__Your objective__.
Keep only those lines of the records that include the string "date".

__Data records__.
=== Section Start ===

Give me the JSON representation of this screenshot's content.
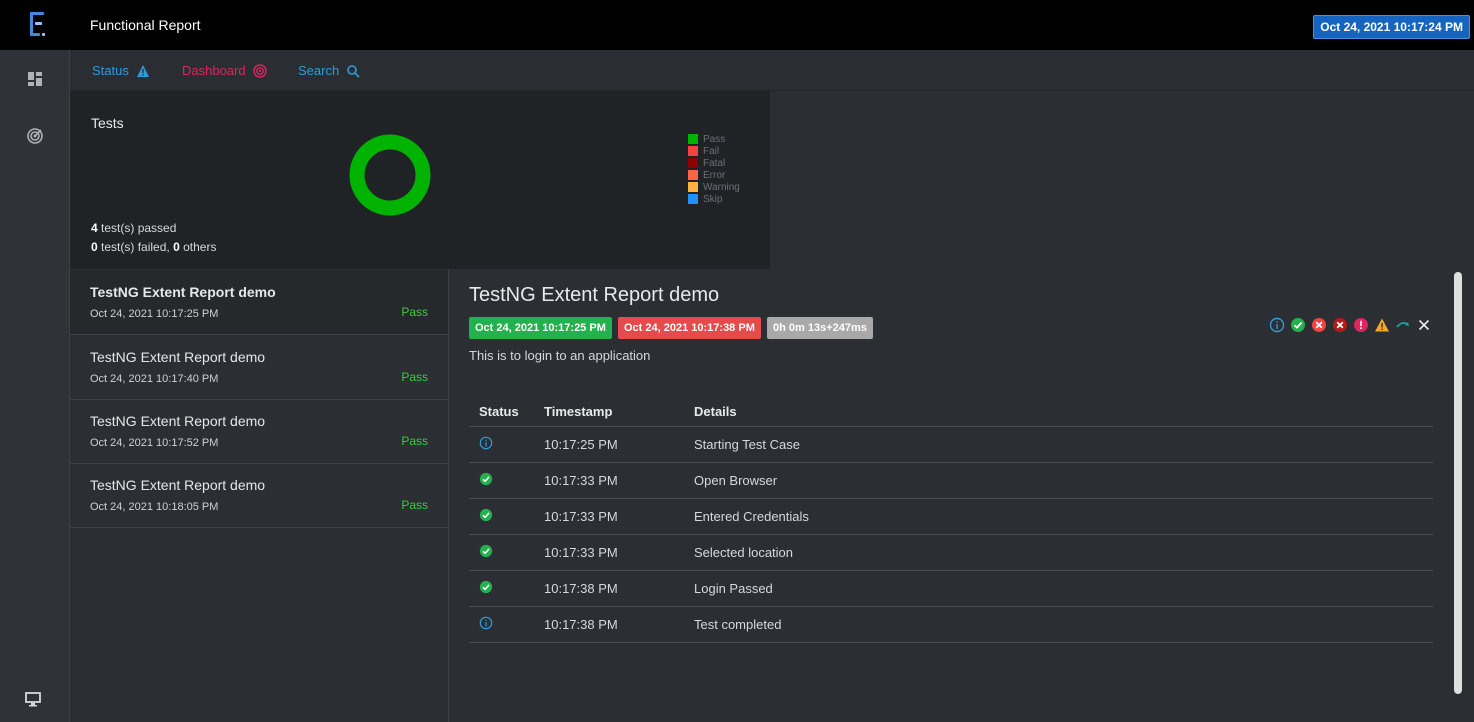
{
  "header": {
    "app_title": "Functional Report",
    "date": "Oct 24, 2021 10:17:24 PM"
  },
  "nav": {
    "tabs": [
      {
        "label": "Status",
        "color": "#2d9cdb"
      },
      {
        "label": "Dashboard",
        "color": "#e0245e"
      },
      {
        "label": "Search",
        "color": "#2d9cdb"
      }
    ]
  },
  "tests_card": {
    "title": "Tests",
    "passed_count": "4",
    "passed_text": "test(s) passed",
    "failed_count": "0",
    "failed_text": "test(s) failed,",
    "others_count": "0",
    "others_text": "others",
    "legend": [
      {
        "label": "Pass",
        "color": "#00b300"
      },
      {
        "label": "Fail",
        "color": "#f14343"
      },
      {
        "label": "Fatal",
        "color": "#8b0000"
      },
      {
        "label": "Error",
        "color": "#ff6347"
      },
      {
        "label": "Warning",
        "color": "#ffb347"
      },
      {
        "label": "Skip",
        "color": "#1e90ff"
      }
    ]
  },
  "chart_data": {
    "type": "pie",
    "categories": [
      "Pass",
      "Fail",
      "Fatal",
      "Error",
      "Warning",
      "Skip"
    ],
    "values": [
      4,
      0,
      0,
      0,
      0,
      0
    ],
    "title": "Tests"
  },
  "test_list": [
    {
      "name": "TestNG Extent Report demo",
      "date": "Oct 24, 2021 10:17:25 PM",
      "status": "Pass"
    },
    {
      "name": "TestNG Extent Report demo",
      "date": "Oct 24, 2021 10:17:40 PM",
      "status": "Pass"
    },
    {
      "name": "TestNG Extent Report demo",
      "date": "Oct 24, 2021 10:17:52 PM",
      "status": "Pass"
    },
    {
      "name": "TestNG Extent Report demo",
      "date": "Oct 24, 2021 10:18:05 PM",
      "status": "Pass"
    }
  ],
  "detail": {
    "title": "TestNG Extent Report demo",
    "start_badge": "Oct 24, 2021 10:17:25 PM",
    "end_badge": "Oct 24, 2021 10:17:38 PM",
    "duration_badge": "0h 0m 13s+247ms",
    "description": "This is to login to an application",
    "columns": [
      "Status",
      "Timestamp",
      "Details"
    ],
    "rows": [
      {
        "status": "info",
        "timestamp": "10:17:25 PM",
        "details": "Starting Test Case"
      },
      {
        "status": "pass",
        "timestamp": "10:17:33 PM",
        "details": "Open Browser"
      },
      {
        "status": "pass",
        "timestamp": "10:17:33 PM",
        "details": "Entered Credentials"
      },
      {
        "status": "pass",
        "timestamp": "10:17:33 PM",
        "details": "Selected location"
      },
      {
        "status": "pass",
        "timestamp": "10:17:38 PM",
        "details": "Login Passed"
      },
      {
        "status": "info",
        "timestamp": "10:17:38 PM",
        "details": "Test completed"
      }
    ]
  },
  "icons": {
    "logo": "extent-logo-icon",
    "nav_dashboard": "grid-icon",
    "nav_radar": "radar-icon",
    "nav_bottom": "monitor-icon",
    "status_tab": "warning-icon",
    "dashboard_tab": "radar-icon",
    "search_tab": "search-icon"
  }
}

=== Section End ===

__Response for this exercise__.
    "date": "Oct 24, 2021 10:17:24 PM"
      "date": "Oct 24, 2021 10:17:25 PM",
      "date": "Oct 24, 2021 10:17:40 PM",
      "date": "Oct 24, 2021 10:17:52 PM",
      "date": "Oct 24, 2021 10:18:05 PM",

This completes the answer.